Listening to Kenny G Penny Lane | USA World Premiere
Oscar Peterson: Black + White Barry Avrich | Canada World Premiere
The Rescue E. Chai Vasarhelyi, Jimmy Chin | USA/United Kingdom International Premiere
Three Minutes – A Lengthening Bianca Stigter | Netherlands/United Kingdom Canadian Premiere
Wochiigii lo: End of the Peace Heather Hatch | Canada World Premiere
Futura Pietro Marcello, Francesco Munzi, Alice Rohrwacher | Italy North American Premiere
The Girl and the Spider (Das Mädchen und die Spinne) Ramon Zürcher, Silvan Zürcher | Switzerland North American Premiere
Wavelengths Opening Film Neptune Frost Saul Williams, Anisia Uzeyman | Rwanda/USA North American Premiere
A Night of Knowing Nothing Payal Kapadia | India/France International Premiere
Ste. Anne Rhayne Vermette | Canada North American Premiere
The Tsugua Diaries (Diários de Otsoga) Maureen Fazendeiro, Miguel Gomes | Portugal North American Premiere
The Capacity for Adequate Anger Vika Kirchenbauer | Germany World Premiere
Dear Chantal (Querida Chantal) Nicolás Pereda | Mexico/Spain International Premiere
earthearthearth Daïchi Saïto | Canada North American Premiere
Inner Outer Space Laida Lertxundi | Spain North American Premiere
Polycephaly in D Michael Robinson | USA World Premiere
“The red filter is withdrawn.” (“Le-deu-pil-teo-ga Cheol-hoe-doeb-ni-da.”) Minjung Kim | South Korea North American Premiere
Train Again Peter Tscherkassky | Austria North American Premiere
After Blue (Dirty Paradise) Bertrand Mandico | France North American Premiere
DASHCAM Rob Savage | United Kingdom/USA World Premiere
Saloum Jean Luc Herbulot | Senegal World Premiere Midnight Madness Opening Film Titane Julia Ducournau | France North American Premiere
You Are Not My Mother Kate Dolan | Ireland World Premiere
Zalava Arsalan Amiri | Iran North American Premiere
SPECIAL PRESENTATIONS Presented by Visa (New additions to previously announced programme)
Ahed’s Knee (Ha’berech) Nadav Lapid | Israel/France/Germany North American Premiere
The Box (La Caja) Lorenzo Vigas | USA/Mexico North American Premiere (previously announced in Contemporary World Cinema)
France Bruno Dumont | France/Germany/Italy/Belgium North American Premiere
Where Is Anne Frank?

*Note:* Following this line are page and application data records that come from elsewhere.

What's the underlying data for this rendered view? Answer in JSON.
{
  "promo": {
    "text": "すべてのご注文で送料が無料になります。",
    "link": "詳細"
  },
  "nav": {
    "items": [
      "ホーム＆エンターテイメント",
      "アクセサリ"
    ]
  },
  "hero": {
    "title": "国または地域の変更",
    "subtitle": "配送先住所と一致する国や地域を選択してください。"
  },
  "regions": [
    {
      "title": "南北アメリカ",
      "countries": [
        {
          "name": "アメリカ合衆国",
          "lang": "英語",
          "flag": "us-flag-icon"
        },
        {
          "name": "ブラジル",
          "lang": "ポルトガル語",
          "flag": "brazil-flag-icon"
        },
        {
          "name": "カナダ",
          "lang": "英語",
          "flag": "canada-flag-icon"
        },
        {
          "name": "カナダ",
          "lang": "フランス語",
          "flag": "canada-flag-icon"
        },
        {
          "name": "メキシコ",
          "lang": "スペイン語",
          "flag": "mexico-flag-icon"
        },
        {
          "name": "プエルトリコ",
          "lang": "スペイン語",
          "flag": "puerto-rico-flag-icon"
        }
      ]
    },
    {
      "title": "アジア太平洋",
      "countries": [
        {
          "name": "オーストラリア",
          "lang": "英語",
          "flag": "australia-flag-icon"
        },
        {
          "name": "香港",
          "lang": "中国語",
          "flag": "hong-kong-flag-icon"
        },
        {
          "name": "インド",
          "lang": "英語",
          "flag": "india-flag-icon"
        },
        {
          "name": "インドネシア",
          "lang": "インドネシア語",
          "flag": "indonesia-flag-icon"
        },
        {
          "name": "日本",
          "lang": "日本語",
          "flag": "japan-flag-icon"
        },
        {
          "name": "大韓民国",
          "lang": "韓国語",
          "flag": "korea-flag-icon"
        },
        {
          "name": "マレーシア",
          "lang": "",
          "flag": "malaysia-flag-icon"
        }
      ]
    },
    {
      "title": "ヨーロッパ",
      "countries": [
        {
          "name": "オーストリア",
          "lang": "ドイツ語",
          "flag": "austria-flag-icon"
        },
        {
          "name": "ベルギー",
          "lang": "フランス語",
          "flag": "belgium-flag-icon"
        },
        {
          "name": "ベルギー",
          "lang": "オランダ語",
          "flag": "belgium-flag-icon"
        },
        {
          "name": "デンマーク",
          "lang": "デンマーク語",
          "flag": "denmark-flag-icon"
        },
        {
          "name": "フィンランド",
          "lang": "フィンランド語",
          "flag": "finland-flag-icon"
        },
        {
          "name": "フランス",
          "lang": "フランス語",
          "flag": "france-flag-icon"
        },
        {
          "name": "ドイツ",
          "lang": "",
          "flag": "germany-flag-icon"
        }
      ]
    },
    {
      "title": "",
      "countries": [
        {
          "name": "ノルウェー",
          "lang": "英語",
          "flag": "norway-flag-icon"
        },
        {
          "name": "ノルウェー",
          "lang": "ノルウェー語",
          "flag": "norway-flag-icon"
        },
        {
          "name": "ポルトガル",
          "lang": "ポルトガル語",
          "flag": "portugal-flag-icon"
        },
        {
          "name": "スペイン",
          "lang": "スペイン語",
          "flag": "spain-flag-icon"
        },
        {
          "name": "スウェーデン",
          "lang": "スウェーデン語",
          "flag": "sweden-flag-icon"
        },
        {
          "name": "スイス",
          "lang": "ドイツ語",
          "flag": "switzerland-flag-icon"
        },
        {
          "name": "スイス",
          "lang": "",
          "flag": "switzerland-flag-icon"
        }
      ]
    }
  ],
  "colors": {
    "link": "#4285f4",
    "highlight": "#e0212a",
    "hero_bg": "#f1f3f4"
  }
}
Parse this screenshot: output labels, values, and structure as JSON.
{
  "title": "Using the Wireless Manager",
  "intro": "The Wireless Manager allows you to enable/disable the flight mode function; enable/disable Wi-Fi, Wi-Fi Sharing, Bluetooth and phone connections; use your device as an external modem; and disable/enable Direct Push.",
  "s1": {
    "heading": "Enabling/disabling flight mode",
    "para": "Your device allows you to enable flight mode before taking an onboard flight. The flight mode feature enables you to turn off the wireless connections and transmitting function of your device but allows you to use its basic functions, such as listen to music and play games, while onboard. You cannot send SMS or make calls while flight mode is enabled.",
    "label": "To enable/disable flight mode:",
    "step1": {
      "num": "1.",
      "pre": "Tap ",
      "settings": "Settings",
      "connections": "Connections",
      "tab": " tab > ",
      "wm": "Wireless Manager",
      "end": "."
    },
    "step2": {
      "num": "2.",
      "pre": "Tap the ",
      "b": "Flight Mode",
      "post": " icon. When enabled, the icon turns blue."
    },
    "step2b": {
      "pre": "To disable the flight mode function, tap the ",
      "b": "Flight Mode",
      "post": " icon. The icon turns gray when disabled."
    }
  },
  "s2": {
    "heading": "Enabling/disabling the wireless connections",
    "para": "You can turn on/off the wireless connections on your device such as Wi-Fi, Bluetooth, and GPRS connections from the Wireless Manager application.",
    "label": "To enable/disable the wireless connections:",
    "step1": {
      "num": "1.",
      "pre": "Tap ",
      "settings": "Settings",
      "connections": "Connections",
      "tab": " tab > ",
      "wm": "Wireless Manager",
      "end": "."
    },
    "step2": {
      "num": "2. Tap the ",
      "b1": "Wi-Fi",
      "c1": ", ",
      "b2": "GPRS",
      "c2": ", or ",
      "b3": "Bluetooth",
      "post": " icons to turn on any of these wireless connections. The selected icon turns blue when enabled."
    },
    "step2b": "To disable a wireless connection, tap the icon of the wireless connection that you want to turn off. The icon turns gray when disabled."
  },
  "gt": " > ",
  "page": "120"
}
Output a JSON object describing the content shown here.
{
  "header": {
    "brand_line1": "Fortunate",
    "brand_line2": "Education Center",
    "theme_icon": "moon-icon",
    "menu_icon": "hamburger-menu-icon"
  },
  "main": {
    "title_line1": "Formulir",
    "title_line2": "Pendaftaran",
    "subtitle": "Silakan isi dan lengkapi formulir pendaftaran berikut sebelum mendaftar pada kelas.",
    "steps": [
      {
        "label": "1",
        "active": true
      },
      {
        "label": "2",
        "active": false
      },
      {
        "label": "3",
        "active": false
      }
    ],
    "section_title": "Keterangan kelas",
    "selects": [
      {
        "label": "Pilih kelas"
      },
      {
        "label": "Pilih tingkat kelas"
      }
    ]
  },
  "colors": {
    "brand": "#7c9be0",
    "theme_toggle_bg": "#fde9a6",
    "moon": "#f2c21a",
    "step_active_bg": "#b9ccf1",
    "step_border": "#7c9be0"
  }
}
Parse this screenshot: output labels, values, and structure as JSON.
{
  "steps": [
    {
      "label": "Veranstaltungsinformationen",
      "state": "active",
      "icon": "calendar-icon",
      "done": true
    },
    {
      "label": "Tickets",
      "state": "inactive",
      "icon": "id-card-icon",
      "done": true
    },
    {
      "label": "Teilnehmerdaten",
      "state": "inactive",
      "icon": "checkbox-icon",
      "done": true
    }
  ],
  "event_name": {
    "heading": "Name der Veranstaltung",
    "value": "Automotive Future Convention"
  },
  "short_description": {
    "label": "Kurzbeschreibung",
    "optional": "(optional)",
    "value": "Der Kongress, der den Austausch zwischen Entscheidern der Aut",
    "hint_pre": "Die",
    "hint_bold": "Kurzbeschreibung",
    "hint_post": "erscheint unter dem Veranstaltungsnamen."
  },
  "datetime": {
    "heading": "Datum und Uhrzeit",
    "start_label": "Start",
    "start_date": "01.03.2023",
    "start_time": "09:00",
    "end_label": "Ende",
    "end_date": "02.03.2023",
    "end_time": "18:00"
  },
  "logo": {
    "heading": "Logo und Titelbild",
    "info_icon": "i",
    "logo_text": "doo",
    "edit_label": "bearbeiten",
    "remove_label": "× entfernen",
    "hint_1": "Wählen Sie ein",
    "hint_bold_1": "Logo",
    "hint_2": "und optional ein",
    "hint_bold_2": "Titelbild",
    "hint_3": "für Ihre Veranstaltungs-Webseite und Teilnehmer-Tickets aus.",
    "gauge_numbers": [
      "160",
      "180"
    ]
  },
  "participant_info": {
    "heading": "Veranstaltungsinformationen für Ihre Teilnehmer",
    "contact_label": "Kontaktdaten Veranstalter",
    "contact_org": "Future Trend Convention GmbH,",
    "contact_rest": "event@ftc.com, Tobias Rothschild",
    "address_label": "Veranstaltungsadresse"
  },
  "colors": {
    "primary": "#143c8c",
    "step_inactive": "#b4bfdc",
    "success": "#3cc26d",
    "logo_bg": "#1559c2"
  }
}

Ari Folman | Belgium/France/Netherlands/Luxembourg/Israel North American Premiere
CONTEMPORARY WORLD CINEMA Presented by Sun Life (New additions to previously announced programme)
7 Prisoners (7 Prisioneiros) Alexandre Moratto | Brazil North American Premiere
Compartment No. 6 Juho Kuosmanen | Finland/Germany/Estonia/Russia North American Premiere
The Gravedigger’s Wife Khadar Ayderus Ahmed | France/Somalia/Germany/Finland North American Premiere
Jockey Clint Bentley | USA International Premiere
Small Body Laura Samani | Italy/France/Slovenia North American Premiere
True Things Harry Wootliff | United Kingdom North American Premiere